PROBLEM REQUIREMENTS:
Look for the word "handle" in the data below, and copy every line that holds it.

EXCERPTED DATA:
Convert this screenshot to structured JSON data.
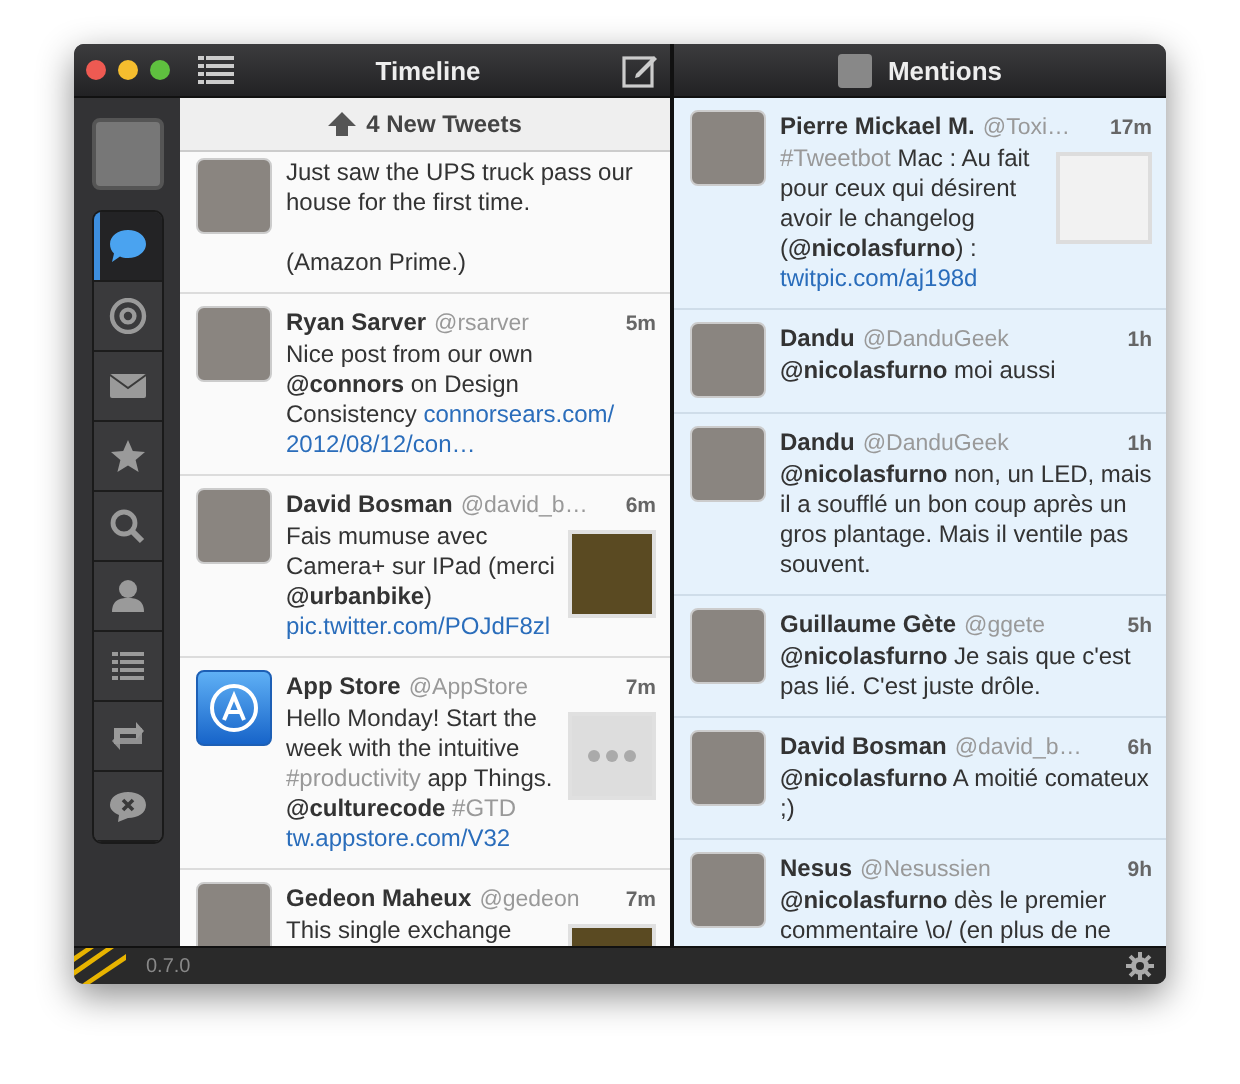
{
  "window": {
    "title": "Timeline"
  },
  "sidebar": {
    "items": [
      {
        "kind": "timeline",
        "selected": true
      },
      {
        "kind": "mentions",
        "selected": false
      },
      {
        "kind": "messages",
        "selected": false
      },
      {
        "kind": "favorites",
        "selected": false
      },
      {
        "kind": "search",
        "selected": false
      },
      {
        "kind": "profile",
        "selected": false
      },
      {
        "kind": "lists",
        "selected": false
      },
      {
        "kind": "retweets",
        "selected": false
      },
      {
        "kind": "muted",
        "selected": false
      }
    ]
  },
  "timeline": {
    "new_tweets": "4 New Tweets",
    "tweets": [
      {
        "avatar": {
          "kind": "photo"
        },
        "body": [
          {
            "kind": "text",
            "text": "Just saw the UPS truck pass our house for the first time."
          }
        ],
        "body_2": "(Amazon Prime.)"
      },
      {
        "name": "Ryan Sarver",
        "handle": "@rsarver",
        "time": "5m",
        "avatar": {
          "kind": "photo"
        },
        "body": [
          {
            "kind": "text",
            "text": "Nice post from our own "
          },
          {
            "kind": "mention",
            "text": "@connors"
          },
          {
            "kind": "text",
            "text": " on Design Consistency "
          },
          {
            "kind": "link",
            "text": "connorsears.com/"
          },
          {
            "kind": "link",
            "text": "2012/08/12/con…"
          }
        ]
      },
      {
        "name": "David Bosman",
        "handle": "@david_b…",
        "time": "6m",
        "avatar": {
          "kind": "photo"
        },
        "thumbnail": {
          "kind": "photo"
        },
        "body": [
          {
            "kind": "text",
            "text": "Fais mumuse avec Camera+ sur IPad (merci "
          },
          {
            "kind": "mention",
            "text": "@urbanbike"
          },
          {
            "kind": "text",
            "text": ") "
          },
          {
            "kind": "link",
            "text": "pic.twitter.com/"
          },
          {
            "kind": "link",
            "text": "POJdF8zl"
          }
        ]
      },
      {
        "name": "App Store",
        "handle": "@AppStore",
        "time": "7m",
        "avatar": {
          "kind": "app"
        },
        "thumbnail": {
          "kind": "more"
        },
        "body": [
          {
            "kind": "text",
            "text": "Hello Monday! Start the week with the intuitive "
          },
          {
            "kind": "hashtag",
            "text": "#productivity"
          },
          {
            "kind": "text",
            "text": " app Things. "
          },
          {
            "kind": "mention",
            "text": "@culturecode"
          },
          {
            "kind": "hashtag",
            "text": " #GTD"
          },
          {
            "kind": "link",
            "text": "tw.appstore.com/V32"
          }
        ]
      },
      {
        "name": "Gedeon Maheux",
        "handle": "@gedeon",
        "time": "7m",
        "avatar": {
          "kind": "photo"
        },
        "thumbnail": {
          "kind": "photo"
        },
        "body": [
          {
            "kind": "text",
            "text": "This single exchange"
          }
        ]
      }
    ]
  },
  "mentions": {
    "title": "Mentions",
    "tweets": [
      {
        "name": "Pierre Mickael M.",
        "handle": "@Toxi…",
        "time": "17m",
        "avatar": {
          "kind": "photo"
        },
        "thumbnail": {
          "kind": "screenshot"
        },
        "body": [
          {
            "kind": "hashtag",
            "text": "#Tweetbot"
          },
          {
            "kind": "text",
            "text": " Mac : Au fait pour ceux qui désirent avoir le changelog ("
          },
          {
            "kind": "mention",
            "text": "@nicolasfurno"
          },
          {
            "kind": "text",
            "text": ") : "
          },
          {
            "kind": "link",
            "text": "twitpic.com/aj198d"
          }
        ]
      },
      {
        "name": "Dandu",
        "handle": "@DanduGeek",
        "time": "1h",
        "avatar": {
          "kind": "photo"
        },
        "body": [
          {
            "kind": "mention",
            "text": "@nicolasfurno"
          },
          {
            "kind": "text",
            "text": " moi aussi"
          }
        ]
      },
      {
        "name": "Dandu",
        "handle": "@DanduGeek",
        "time": "1h",
        "avatar": {
          "kind": "photo"
        },
        "body": [
          {
            "kind": "mention",
            "text": "@nicolasfurno"
          },
          {
            "kind": "text",
            "text": " non, un LED, mais il a soufflé un bon coup après un gros plantage. Mais il ventile pas souvent."
          }
        ]
      },
      {
        "name": "Guillaume Gète",
        "handle": "@ggete",
        "time": "5h",
        "avatar": {
          "kind": "photo"
        },
        "body": [
          {
            "kind": "mention",
            "text": "@nicolasfurno"
          },
          {
            "kind": "text",
            "text": " Je sais que c'est pas lié. C'est juste drôle."
          }
        ]
      },
      {
        "name": "David Bosman",
        "handle": "@david_b…",
        "time": "6h",
        "avatar": {
          "kind": "photo"
        },
        "body": [
          {
            "kind": "mention",
            "text": "@nicolasfurno"
          },
          {
            "kind": "text",
            "text": " A moitié comateux ;)"
          }
        ]
      },
      {
        "name": "Nesus",
        "handle": "@Nesussien",
        "time": "9h",
        "avatar": {
          "kind": "photo"
        },
        "body": [
          {
            "kind": "mention",
            "text": "@nicolasfurno"
          },
          {
            "kind": "text",
            "text": " dès le premier commentaire \\o/ (en plus de ne"
          }
        ]
      }
    ]
  },
  "status_bar": {
    "version": "0.7.0"
  }
}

REPLY TO THE EXERCISE:
        "handle": "@rsarver",
        "handle": "@david_b…",
        "handle": "@AppStore",
        "handle": "@gedeon",
        "handle": "@Toxi…",
        "handle": "@DanduGeek",
        "handle": "@DanduGeek",
        "handle": "@ggete",
        "handle": "@david_b…",
        "handle": "@Nesussien",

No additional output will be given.